New sanctions on Myanmar’s military are “welcome steps” but should be “just the start of actions” to end the junta’s rule, according to the Burma Human Rights Network (BHRN).

The measures announced by the US, UK and Canada last week target “departments [that] either bolster the military leadership or directly contribute to the junta’s ability to obtain and use weapons against civilians,” the London-based rights group said in a statement.

“Sanctions against these entities by the US, UK and Canada are welcome steps which other nations in the world must also commit to. The rogue military regime in Burma has become brazen since the February coup, and significant efforts must be made around the world to stop them in their tracks,” said Kyaw Win, executive director of the BHRN.

“The most obvious and peaceful means to do this is by cutting off the military’s access to money and weapons. We sincerely hope that these actions against the military are just the start of actions to end their illegitimate reign.”

The BHRN said Myanmar’s junta has “wildly increased its attacks on activists, minorities, and political opponents … as the international community has done little to intervene or prevent the military from obtaining cash and arms.”

The group said the international community must “further increase sanctions on all interests of the military and to make every effort to completely cut them off from cash flow and access to weapons.”

The Myanmar military, locally known as Tatmadaw, has killed over 1,300 people and arrested nearly 11,000 since it seized power on Feb. 1 and jailed the leadership of the National League for Democracy party, which was led by Nobel laureate Aung San Suu Kyi, according to data compiled by local group Assistance Association for Political Prisoners.

Suu Kyi and ousted President Win Myint were sentenced to four years in prison by a military court on Dec. 6, a conviction that the UN human rights chief said was the result of a “sham trial … [that is] nothing but politically motivated.”

The UN also said last week it was “appalled by the alarming escalation of grave human rights abuses in Myanmar,” after reports emerged that junta forces killed and burned alive 11 people, including five minors, and rammed vehicles into protesters.

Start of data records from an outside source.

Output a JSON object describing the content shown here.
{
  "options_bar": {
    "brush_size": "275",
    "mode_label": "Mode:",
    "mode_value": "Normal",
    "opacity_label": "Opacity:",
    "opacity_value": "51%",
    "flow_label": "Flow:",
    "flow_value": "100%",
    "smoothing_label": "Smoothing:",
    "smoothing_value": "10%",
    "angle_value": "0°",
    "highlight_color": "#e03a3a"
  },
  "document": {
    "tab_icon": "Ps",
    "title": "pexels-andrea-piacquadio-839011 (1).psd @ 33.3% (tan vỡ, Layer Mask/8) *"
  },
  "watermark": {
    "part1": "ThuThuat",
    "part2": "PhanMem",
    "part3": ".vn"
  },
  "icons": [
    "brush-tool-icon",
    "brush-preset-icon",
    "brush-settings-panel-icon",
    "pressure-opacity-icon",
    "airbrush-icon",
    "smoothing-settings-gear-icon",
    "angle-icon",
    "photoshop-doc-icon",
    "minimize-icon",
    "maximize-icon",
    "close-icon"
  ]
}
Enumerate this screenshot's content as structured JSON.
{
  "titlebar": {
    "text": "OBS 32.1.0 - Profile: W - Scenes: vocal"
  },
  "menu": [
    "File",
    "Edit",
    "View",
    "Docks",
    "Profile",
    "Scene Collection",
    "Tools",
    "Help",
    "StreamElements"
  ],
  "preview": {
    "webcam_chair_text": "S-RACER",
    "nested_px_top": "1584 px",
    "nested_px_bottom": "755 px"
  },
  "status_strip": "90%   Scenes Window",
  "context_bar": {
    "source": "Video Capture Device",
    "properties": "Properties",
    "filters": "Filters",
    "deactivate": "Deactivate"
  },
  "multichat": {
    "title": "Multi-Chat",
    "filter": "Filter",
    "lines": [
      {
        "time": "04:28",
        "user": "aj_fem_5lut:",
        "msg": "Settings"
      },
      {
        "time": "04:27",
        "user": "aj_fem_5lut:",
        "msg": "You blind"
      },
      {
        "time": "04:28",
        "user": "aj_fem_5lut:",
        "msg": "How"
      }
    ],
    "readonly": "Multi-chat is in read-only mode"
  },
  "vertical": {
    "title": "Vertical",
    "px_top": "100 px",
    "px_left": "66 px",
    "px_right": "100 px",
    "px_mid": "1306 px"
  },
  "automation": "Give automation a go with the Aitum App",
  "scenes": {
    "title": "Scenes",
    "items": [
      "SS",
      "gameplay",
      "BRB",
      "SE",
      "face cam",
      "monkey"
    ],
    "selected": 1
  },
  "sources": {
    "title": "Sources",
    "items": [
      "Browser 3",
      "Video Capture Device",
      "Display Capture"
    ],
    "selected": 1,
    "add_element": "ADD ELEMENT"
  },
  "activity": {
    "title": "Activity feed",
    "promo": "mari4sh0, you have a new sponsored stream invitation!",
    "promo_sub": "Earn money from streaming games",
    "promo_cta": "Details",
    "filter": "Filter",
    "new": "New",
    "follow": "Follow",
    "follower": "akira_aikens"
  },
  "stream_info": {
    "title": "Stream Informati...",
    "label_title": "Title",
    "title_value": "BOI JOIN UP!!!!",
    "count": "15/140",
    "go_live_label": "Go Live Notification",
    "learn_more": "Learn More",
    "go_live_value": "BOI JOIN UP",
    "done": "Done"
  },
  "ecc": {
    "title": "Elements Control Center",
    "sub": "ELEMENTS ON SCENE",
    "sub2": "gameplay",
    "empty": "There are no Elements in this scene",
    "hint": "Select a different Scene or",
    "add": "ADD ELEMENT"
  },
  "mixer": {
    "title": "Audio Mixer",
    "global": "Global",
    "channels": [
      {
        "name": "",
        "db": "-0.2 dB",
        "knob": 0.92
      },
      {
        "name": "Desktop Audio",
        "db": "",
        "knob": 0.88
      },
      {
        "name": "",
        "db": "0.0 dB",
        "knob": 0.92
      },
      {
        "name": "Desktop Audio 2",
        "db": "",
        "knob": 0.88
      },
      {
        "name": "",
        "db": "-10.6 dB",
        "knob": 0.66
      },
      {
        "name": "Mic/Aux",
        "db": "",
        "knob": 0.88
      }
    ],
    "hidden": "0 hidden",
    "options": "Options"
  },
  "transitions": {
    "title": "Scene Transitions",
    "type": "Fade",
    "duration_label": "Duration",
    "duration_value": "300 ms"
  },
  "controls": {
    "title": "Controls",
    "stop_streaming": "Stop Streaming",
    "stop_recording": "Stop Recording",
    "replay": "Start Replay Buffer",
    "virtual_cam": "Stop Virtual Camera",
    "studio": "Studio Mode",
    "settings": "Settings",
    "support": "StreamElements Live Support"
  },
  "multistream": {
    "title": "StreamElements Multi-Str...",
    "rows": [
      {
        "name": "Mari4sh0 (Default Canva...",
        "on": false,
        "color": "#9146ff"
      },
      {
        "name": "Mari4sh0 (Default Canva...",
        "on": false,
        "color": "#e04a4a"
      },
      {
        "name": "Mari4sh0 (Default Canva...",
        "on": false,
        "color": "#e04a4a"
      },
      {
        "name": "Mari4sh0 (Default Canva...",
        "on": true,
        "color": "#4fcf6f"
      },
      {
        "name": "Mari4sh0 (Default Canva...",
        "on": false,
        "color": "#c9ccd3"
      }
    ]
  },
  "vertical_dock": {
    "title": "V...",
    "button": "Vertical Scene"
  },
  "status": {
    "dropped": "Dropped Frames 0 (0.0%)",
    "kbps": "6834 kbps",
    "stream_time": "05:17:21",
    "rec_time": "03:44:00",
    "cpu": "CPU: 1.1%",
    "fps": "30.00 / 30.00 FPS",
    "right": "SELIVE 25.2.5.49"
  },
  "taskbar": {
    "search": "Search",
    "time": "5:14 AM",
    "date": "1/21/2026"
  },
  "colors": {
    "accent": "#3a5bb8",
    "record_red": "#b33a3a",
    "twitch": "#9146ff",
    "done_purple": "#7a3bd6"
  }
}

“These latest grave violations demand a firm, unified and resolute international response that redoubles efforts to pursue accountability for the Myanmar military and the restoration of democracy in Myanmar,” said a spokesman for the UN Human Rights Office.

Hüseyin Demir